It’s hard to tell what, if anything, MacFarlane set out to achieve with Ted 2. It’s not a political film by any stretch, nor is it challenging or provocative in the way that great satire can be. It doesn’t push boundaries or take risks. All Ted 2 is really good for is celebrity cameos and tired stereotypes – that and keeping Sam “Flash Gordon” Jones in work. Another serious oversight on MacFarlane’s part is that his film feels tailor-made for teenage audiences while at the same time being littered with pop culture references that will carry no nostalgic value for anyone under the age of 30. Which adds an additional, unintended layer to the film’s alienating discourse.

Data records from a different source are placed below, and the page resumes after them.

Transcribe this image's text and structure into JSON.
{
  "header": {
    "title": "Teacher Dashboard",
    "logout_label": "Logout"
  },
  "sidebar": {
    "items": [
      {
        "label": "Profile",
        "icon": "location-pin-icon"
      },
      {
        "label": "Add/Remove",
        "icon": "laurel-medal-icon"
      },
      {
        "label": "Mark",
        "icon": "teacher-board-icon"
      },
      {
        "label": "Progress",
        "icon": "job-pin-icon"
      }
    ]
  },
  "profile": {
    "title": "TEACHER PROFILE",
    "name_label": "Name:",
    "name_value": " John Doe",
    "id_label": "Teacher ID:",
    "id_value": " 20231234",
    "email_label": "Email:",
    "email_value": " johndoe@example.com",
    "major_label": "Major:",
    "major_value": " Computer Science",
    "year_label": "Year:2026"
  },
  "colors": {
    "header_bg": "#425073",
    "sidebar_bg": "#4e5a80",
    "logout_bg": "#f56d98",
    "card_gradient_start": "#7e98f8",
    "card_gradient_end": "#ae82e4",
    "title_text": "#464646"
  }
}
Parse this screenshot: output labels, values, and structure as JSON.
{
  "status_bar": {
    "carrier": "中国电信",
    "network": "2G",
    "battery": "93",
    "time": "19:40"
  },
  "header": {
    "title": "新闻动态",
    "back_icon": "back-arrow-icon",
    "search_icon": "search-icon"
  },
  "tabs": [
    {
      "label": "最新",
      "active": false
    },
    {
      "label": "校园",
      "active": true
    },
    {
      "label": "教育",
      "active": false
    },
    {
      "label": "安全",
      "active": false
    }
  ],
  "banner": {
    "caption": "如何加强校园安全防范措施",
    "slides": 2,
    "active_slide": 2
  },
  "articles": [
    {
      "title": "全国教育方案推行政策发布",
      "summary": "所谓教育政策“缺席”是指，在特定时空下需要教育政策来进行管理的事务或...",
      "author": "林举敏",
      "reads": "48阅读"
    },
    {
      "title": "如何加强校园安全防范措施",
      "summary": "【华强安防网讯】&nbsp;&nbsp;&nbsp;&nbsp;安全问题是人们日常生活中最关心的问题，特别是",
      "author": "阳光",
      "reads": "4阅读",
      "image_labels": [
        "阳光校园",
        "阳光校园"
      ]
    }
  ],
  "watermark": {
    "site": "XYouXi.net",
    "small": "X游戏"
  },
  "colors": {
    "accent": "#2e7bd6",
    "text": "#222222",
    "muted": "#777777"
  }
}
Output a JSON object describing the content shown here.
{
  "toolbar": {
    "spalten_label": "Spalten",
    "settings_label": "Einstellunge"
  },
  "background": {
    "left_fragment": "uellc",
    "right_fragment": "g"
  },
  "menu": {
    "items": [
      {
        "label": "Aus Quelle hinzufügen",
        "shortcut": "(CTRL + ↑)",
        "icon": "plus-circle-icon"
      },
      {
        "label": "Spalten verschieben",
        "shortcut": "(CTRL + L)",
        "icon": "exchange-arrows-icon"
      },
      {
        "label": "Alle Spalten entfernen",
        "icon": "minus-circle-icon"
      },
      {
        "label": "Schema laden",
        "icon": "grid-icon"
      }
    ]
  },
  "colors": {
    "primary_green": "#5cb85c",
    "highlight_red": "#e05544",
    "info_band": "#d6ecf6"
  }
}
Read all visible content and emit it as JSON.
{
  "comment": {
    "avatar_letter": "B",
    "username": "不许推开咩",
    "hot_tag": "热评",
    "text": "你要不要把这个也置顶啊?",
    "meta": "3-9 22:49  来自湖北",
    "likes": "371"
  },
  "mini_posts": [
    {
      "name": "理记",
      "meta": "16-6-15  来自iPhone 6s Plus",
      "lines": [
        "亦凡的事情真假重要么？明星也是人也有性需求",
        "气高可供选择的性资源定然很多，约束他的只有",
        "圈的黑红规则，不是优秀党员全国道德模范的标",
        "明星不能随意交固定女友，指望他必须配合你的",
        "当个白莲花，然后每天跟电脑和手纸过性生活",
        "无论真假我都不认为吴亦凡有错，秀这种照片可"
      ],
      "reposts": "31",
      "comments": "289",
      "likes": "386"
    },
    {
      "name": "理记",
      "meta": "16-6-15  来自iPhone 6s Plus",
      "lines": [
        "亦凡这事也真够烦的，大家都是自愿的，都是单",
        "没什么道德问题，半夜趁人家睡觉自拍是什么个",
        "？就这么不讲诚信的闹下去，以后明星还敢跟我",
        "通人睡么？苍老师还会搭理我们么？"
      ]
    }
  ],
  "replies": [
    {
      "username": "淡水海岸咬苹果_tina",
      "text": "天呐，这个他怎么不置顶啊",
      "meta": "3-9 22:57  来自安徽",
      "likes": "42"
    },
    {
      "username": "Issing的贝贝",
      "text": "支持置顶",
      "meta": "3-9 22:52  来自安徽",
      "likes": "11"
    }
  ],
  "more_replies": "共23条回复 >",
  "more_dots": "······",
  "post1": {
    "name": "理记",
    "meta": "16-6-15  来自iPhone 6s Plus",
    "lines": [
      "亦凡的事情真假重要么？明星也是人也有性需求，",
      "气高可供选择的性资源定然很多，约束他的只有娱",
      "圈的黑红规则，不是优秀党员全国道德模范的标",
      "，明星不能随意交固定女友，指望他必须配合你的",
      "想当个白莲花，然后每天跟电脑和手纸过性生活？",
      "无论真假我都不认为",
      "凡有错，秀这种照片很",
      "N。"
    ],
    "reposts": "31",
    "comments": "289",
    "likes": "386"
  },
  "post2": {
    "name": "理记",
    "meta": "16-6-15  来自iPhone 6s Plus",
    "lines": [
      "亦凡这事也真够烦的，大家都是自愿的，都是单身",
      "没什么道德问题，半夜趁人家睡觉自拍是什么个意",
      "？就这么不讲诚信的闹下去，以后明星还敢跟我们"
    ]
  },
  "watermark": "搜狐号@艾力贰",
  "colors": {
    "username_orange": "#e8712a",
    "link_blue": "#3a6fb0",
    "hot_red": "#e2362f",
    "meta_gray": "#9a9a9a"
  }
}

Watching Ted 2, it’s hard to shake the feeling that MacFarlane is a spent force. In an early courtroom scene, Samantha closes her opening statement by imploring the jury not to become a footnote on the wrong side of history. It may be premature to deliver a final verdict on MacFarlane, but there’s enough evidence here to suggest he’s got nothing left to offer as a live-action director.
Published 7 Jul 2015
The first Ted was enjoyably crass.
As irrelevant as it is unfunny.
The directorial debut from Family Guy creator Seth MacFarlane is as deliciously salty as it is unexpectedly sweet.
Marvel’s lewd crude crime-fighting dude, as played by Ryan Reynolds, is as unfunny as he is uninteresting.